    January 17, 2009

  • "The other musician, he who was delighting me at the moment, Wagner, retrieving some exquisite fragment from a drawer of his writing-table to introduce it, as a retrospectively necessary theme, into a work he had not even thought of at the time he composed it, then having composed a first mythological opera, and a second, and afterwards others still, and perceiving all of a sudden that he had written a tetralogy, must have felt something of the same exhilaration as Balzac when the latter, casting over his books the eye at once of a stranger and of a father, finding in one the purity of Raphael, in another the simplicity of the Gospel, suddenly decided, shedding a retrospective illumination upon them, that they would be better brought together in a cycle in which the same characters would reappear, and touched up his work with a swift brush-stroke, the last and the most sublime."

    --The Captive & The Fugitive by Marcel Proust, translated by C.K. Scott Moncrieff and Terence Kilmartin, revised by D.J. Enright, p 205 of the Modern Library paperback edition

    January 8, 2010

  • "I had barely time to make out, being separated from them by the glass of the car as effectively as I should have been by that of my bedroom window, a young fruit-seller, or a dairymaid, standing in the doorway of her shop, illuminated by the sunshine like a heroine whom my desire was sufficient to launch upon exquisite adventures, on the threshold of a romance which I should never know."

    --The Captive & The Fugitive by Marcel Proust, translated by C.K. Scott Moncrieff and Terence Kilmartin, revised by D.J. Enright, p 216 of the Modern Library paperback edition

    January 11, 2010

  • "Our shadows, now parallel, now close together and joined, traced an exquisite pattern at our feet."

    --The Captive & The Fugitive by Marcel Proust, translated by C.K. Scott Moncrieff and Terence Kilmartin, revised by D.J. Enright, p 227 of the Modern Library paperback edition

    January 11, 2010

  • "The cellist was hunched over the instrument which he clutched between his knees, his head bowed forward, his coarse features assuming an involuntary expression of disgust at the more mannerist moments; another leaned over his double bass, fingering it with the same domestic patience with which he might have peeled a cabbage, while by his side the harpist, a mere child in a short skirt, framed behind the diagonal rays of her golden quadrilateral, recalling those which, in the magic chamber of a sibyl, arbitrarily denote the ether according to the traditional forms, seemed to be picking out exquisite sounds here and there at designated points, just as though, a tiny allegorical goddess poised before the golden trellis of the heavenly vault, she were gathering, one by one, its stars."

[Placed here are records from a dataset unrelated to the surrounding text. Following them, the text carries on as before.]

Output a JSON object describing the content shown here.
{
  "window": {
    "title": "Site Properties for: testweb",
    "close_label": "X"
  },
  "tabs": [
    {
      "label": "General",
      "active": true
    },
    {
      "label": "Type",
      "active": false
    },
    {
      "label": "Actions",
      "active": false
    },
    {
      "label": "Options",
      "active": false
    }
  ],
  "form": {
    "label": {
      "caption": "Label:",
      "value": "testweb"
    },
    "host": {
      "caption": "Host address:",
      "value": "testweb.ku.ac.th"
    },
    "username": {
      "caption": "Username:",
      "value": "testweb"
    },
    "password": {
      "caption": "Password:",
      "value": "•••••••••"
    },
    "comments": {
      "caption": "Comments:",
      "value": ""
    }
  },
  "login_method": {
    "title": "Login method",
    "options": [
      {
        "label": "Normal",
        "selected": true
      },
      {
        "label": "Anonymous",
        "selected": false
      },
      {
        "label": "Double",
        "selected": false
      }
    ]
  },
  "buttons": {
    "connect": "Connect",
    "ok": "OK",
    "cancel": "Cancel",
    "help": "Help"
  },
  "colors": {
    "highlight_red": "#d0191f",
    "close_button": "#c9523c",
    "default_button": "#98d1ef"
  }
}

    --The Captive & The Fugitive by Marcel Proust, translated by C.K. Scott Moncrieff and Terence Kilmartin, revised by D.J. Enright, p 334 of the Modern Library paperback edition

    January 20, 2010

  • "But very soon, the triumphant motif of the bells having been banished, dispersed by others, I succumbed once again to the music; and I began to realise that if, in the body of this septet, different elements presented themselves one after another to combine at the close, so also Vinteuil's sonata and, as I later discovered, his other works as well, had been no more than timid essays, exquisite but very slight, beside the triumphal and consummate masterpiece now being revealed to me."

    --The Captive & The Fugitive by Marcel Proust, translated by C.K. Scott Moncrieff and Terence Kilmartin, revised by D.J. Enright, p 335 of the Modern Library paperback edition

    January 20, 2010

  • "It is indeed probable that for Albertine, even if they had been true, even if she had admitted them, her own misdeeds (whether her conscience had thought them innocent or reprehensible, whether her sensuality had found them exquisite or somewhat insipid) would not have been accompanied by that inexpressible sense of horror from which I was unable to detach them."

    --The Captive & The Fugitive by Marcel Proust, translated by C.K. Scott Moncrieff and Terence Kilmartin, revised by D.J. Enright, p 697 of the Modern Library paperback edition

    February 16, 2010